(Material supplied begins)
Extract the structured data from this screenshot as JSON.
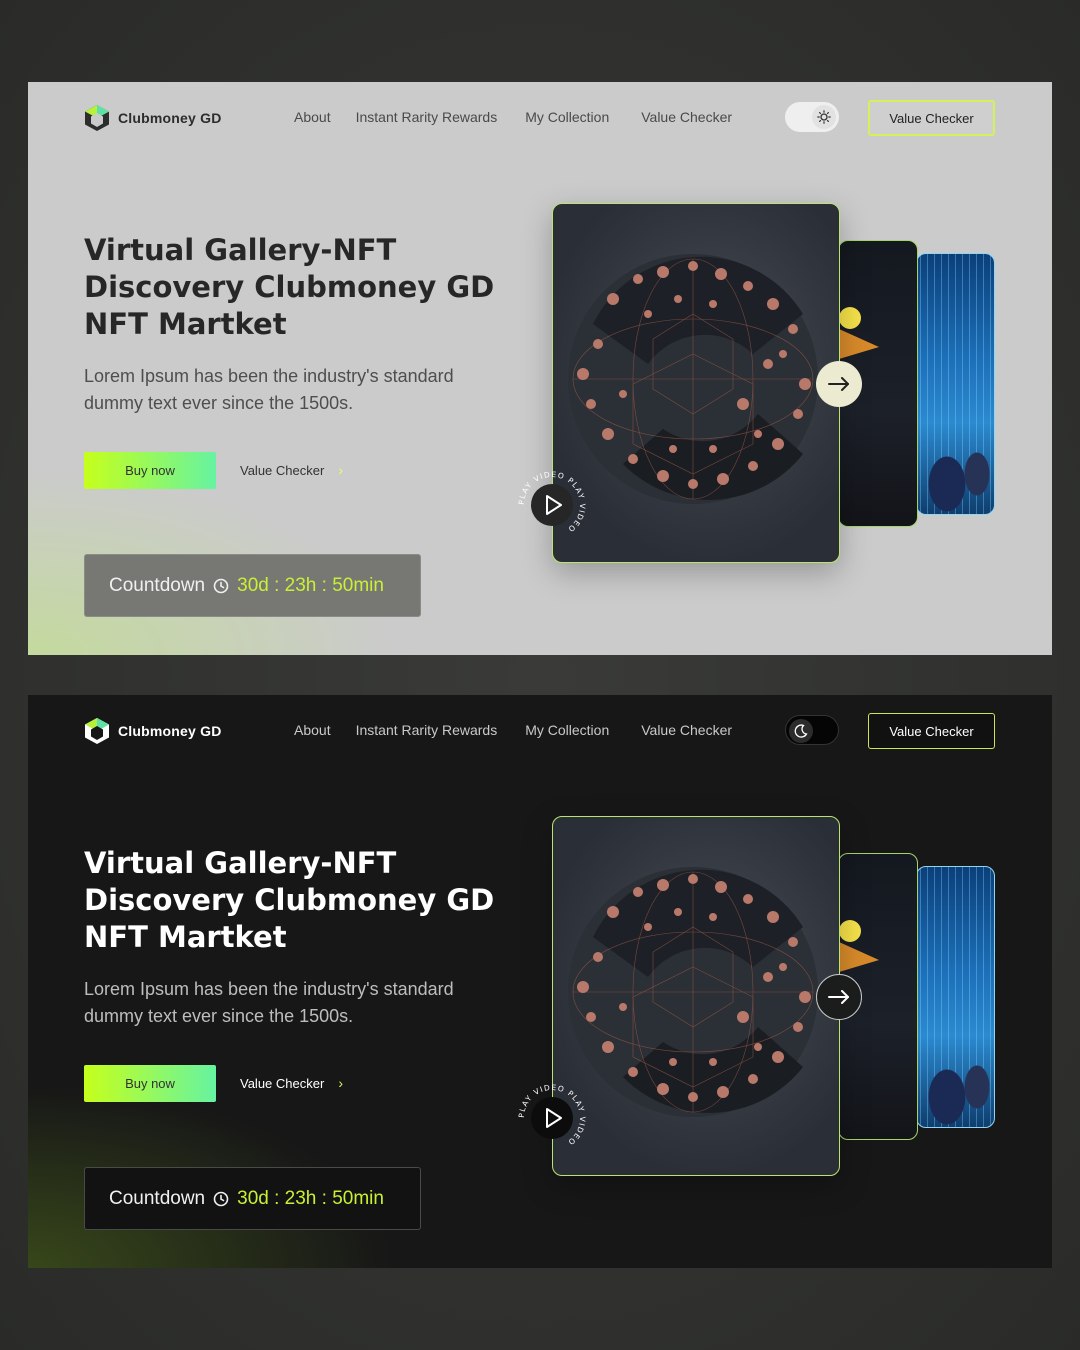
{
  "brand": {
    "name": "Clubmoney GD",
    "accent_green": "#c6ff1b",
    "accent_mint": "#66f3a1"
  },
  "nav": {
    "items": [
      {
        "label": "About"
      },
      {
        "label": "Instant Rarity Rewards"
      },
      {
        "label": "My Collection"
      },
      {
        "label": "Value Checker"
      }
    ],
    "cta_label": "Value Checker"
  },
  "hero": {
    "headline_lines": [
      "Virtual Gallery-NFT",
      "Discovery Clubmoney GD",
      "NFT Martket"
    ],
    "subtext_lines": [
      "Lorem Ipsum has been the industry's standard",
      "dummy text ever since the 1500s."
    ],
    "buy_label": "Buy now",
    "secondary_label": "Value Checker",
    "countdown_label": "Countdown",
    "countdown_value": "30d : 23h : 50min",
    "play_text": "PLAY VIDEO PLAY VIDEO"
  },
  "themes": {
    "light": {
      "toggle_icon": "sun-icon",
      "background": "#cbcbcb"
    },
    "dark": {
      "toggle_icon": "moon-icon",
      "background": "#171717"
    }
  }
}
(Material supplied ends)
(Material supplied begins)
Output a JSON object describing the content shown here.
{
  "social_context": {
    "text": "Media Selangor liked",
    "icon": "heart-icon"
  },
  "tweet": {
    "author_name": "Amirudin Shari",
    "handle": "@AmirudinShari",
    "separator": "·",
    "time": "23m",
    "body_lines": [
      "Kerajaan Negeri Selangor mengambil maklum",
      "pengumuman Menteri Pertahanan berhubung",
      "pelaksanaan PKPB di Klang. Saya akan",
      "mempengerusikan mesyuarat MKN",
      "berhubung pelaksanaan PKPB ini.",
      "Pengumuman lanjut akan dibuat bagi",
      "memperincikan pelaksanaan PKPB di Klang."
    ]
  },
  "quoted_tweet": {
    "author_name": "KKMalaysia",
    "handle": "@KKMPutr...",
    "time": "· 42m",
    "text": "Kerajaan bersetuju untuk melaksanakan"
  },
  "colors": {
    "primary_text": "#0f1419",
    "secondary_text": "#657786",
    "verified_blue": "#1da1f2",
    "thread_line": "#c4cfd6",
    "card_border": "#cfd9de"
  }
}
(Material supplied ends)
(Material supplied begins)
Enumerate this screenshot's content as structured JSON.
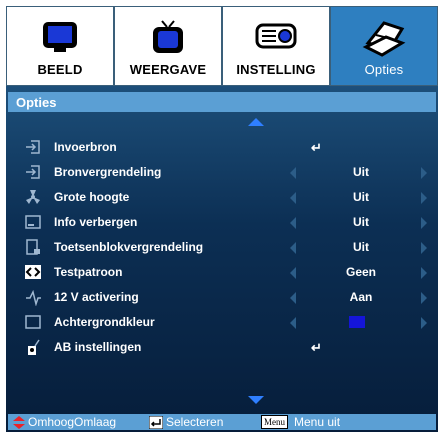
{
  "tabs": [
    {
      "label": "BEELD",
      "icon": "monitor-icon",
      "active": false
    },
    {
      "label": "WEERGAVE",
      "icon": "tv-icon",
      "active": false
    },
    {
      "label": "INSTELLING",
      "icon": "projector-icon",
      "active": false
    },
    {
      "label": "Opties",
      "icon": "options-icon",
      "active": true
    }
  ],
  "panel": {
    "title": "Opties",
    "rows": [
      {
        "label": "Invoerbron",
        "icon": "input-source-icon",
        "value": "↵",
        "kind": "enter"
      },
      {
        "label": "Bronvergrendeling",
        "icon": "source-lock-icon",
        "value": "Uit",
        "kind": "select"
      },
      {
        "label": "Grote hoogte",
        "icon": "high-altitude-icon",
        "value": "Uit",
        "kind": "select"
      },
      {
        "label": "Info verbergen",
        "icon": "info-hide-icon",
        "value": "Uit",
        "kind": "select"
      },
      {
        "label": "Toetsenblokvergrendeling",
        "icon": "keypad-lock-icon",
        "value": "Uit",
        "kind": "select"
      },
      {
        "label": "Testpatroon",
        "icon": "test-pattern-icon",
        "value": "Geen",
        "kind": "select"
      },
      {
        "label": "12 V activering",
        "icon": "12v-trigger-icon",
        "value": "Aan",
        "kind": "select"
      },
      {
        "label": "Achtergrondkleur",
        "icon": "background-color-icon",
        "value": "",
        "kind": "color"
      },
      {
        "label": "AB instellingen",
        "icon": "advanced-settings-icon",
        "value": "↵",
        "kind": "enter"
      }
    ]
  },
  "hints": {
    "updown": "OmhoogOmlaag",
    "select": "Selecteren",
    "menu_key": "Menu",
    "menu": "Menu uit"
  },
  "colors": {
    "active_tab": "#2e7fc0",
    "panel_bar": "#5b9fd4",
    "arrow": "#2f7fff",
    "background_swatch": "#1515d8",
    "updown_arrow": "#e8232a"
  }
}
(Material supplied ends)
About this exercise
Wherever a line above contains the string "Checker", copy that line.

Exercise output
        "label": "Value Checker"
    "cta_label": "Value Checker"
    "secondary_label": "Value Checker",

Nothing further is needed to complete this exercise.